Gross but Fun
Why did I close my eyes so much while watching How To Eat Fried Worms, a supposedly harmless little family film? Because I’m a vegetarian, and those squiggly little creatures served up in such nauseous ways really got to me. Still, I have to admit being entertained by the young actors involved in all this nonsense, and I appreciate the way the movie zipped along at such a brisk pace most of the time. Also, as a vegetarian, I'm happy to report that “no worms were harmed while making this movie.”
Based on Thomas Rockwell’s immensely popular book of the same name, How To Eat Fried Worms centers on Billy (Luke Benward), an 11-year-old boy who faces a challenge on his first day at a new school. Joe (a menacingly funny Adam Hicks), the school bully, and his cohorts have placed worms in Billy’s thermos. To get back at them, Billy says he eats worms all the time. And this leads to a bet that he can’t eat TEN worms all in one day. If he fails, he will have to walk around school with worms in his pants. If he wins, Joe will have to do the Mr. Wormy Pants stroll.
How many things can be done to a poor little worm in preparing it to be eaten? This movie probably exhausts that list, including being doused with marshmallows, barbecued, blended and put in an omelet. I get queasy just thinking about the wiggly creatures sliding down my throat, no matter how disgustingly disguised. But so does Billy. You see, he just happens to have a weak stomach. Yikes! No way could I steel myself like he does in order to carry out such an ordeal. I’ve heard of mind over matter, but there’s a limit. Also, although this is a cute and funny movie, I wish fewer worms had to be eaten -- purely for artistic purposes (honest!). Ten made the film a bit repetitive.
Much credit for the movie's success goes to Benward (Because of Winn-Dixie), who gives a very appealing performance as Billy. Because of this youngster’s believable acting, I empathized with the character he plays and felt bad about his predicament, even though he partially brought it on himself. It’s easy to cheer for Billy. Doesn’t everyone get a kick out of seeing a bully get his comeuppance?
“The most important thing about How To Eat Fried Worms is that it’s a children’s movie for all ages -- even though you might get grossed-out,” Benward says. “It has a message about friendship, bravery and standing up for yourself.”
Friendship plays a key role here, particularly in the form of Erika (Hallie Kate Eisenberg), a student who encourages Billy to win the yucky bet. It’s a pleasure to see Eisenberg (Paulie), who stole our hearts in those TV commercials where her voice was dubbed in by famous singers, become an excellent young actress. I’m especially impressed by the way she endows her supporting character with charm and sensitivity in the midst of “boys being boys.”

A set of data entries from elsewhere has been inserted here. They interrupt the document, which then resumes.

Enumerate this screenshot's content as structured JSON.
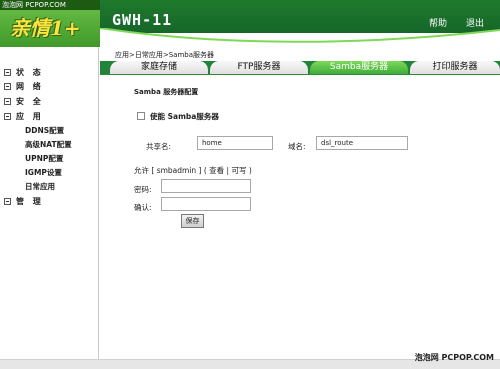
{
  "watermark_top": "泡泡网 PCPOP.COM",
  "watermark_bottom": "泡泡网 PCPOP.COM",
  "logo_text": "亲情1+",
  "model": "GWH-11",
  "top_links": {
    "help": "帮助",
    "logout": "退出"
  },
  "sidebar": {
    "items": [
      {
        "label": "状 态"
      },
      {
        "label": "网 络"
      },
      {
        "label": "安 全"
      },
      {
        "label": "应 用"
      },
      {
        "label": "管 理"
      }
    ],
    "app_subitems": [
      {
        "label": "DDNS配置"
      },
      {
        "label": "高级NAT配置"
      },
      {
        "label": "UPNP配置"
      },
      {
        "label": "IGMP设置"
      },
      {
        "label": "日常应用"
      }
    ]
  },
  "breadcrumb": "应用>日常应用>Samba服务器",
  "tabs": [
    {
      "label": "家庭存储",
      "active": false
    },
    {
      "label": "FTP服务器",
      "active": false
    },
    {
      "label": "Samba服务器",
      "active": true
    },
    {
      "label": "打印服务器",
      "active": false
    }
  ],
  "section_title": "Samba 服务器配置",
  "enable_label": "使能 Samba服务器",
  "enable_checked": false,
  "share_name": {
    "label": "共享名:",
    "value": "home"
  },
  "domain": {
    "label": "域名:",
    "value": "dsl_route"
  },
  "allow_line": "允许 [ smbadmin ] ( 查看 | 可写 )",
  "password": {
    "label": "密码:",
    "value": ""
  },
  "confirm": {
    "label": "确认:",
    "value": ""
  },
  "save_label": "保存",
  "colors": {
    "header_green": "#1f7a2c",
    "tab_active": "#3aa83a",
    "logo_yellow": "#ffe23d"
  }
}
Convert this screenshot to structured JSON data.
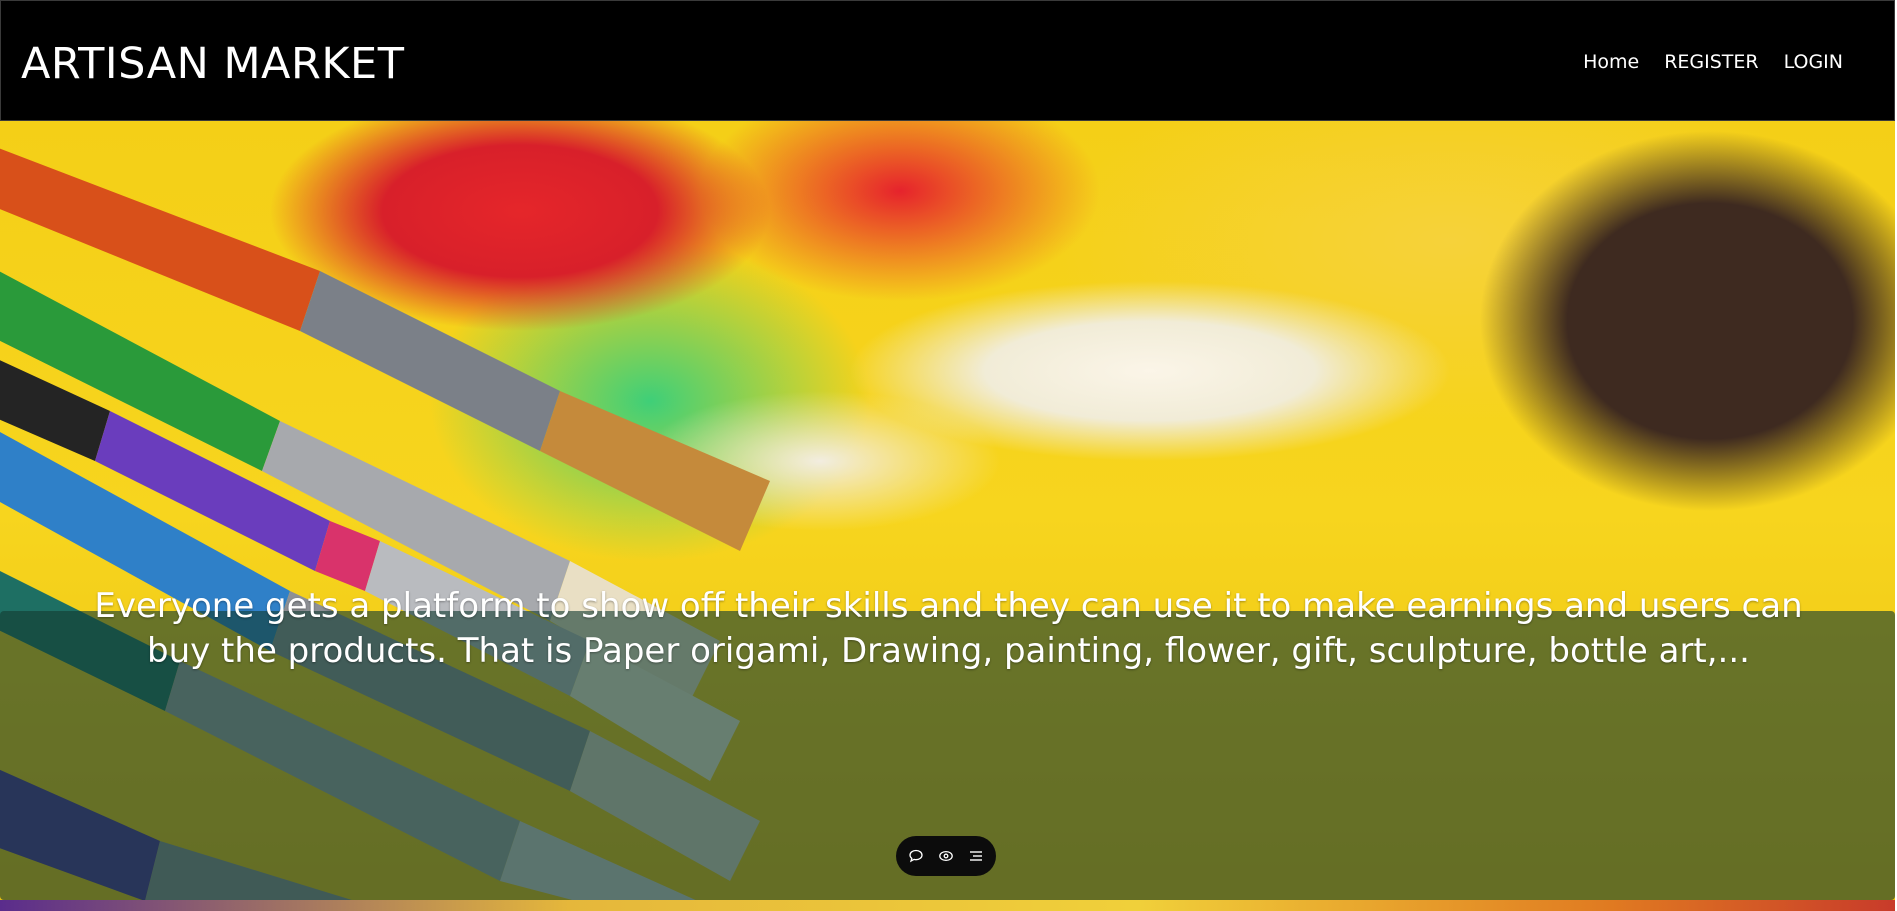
{
  "header": {
    "brand": "ARTISAN MARKET",
    "nav": [
      {
        "label": "Home"
      },
      {
        "label": "REGISTER"
      },
      {
        "label": "LOGIN"
      }
    ]
  },
  "hero": {
    "caption": "Everyone gets a platform to show off their skills and they can use it to make earnings and users can buy the products. That is Paper origami, Drawing, painting, flower, gift, sculpture, bottle art,...",
    "widget": {
      "icons": [
        "comment-icon",
        "eye-icon",
        "menu-lines-icon"
      ]
    }
  },
  "colors": {
    "navbar_bg": "#000000",
    "caption_overlay": "#143c32",
    "text": "#ffffff",
    "widget_bg": "#0c0c0c"
  }
}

And those “boys” are a motley crew indeed. Along with Billy and Joe, the group includes: Twitch (Alexander Gould), Adam (Austin Rogers), Benjy (Ryan Malgarini), Bradley (Philip Bolden), Plug (Blake Garrett), Techno Mouth (Andrew Gillingham) and Donny (Alexander Agate). Each young actor shines here, but Gould stands out by looking exactly like a person who should be called “Twitch,” and Malgarini is memorable for the gusto with which he plays a wannabe French chef. Ty Panitz is also a riot as Billy’s nuisance of a little brother.
I know what you’re wondering right now: where are the adults in this movie? Well, they’re kind of insignificant to the story, but Billy’s mom and dad -- who pay more attention to his younger brother -- are played effectively by Ted Cavanagh (TV’s Ed) and Kimberly Williams (The War at Home); James Rebhorn (The Last Shot) is suitably stern as the school’s authoritarian principal; and Andrea Martin (My Big Fat Greek Wedding) makes the most of her brief appearance as a teacher obsessed with Egyptology.
Granted, some adults, even non-vegetarians, may not enjoy How To Eat Fried Worms. But that doesn’t matter: this one is strictly for the kids -- who will no doubt eat it up.
(Released by New Line Cinema and rated “PG” for mild bullying and some crude humor.)
Read ReelTalk’s interview with Luke Benward by clicking here.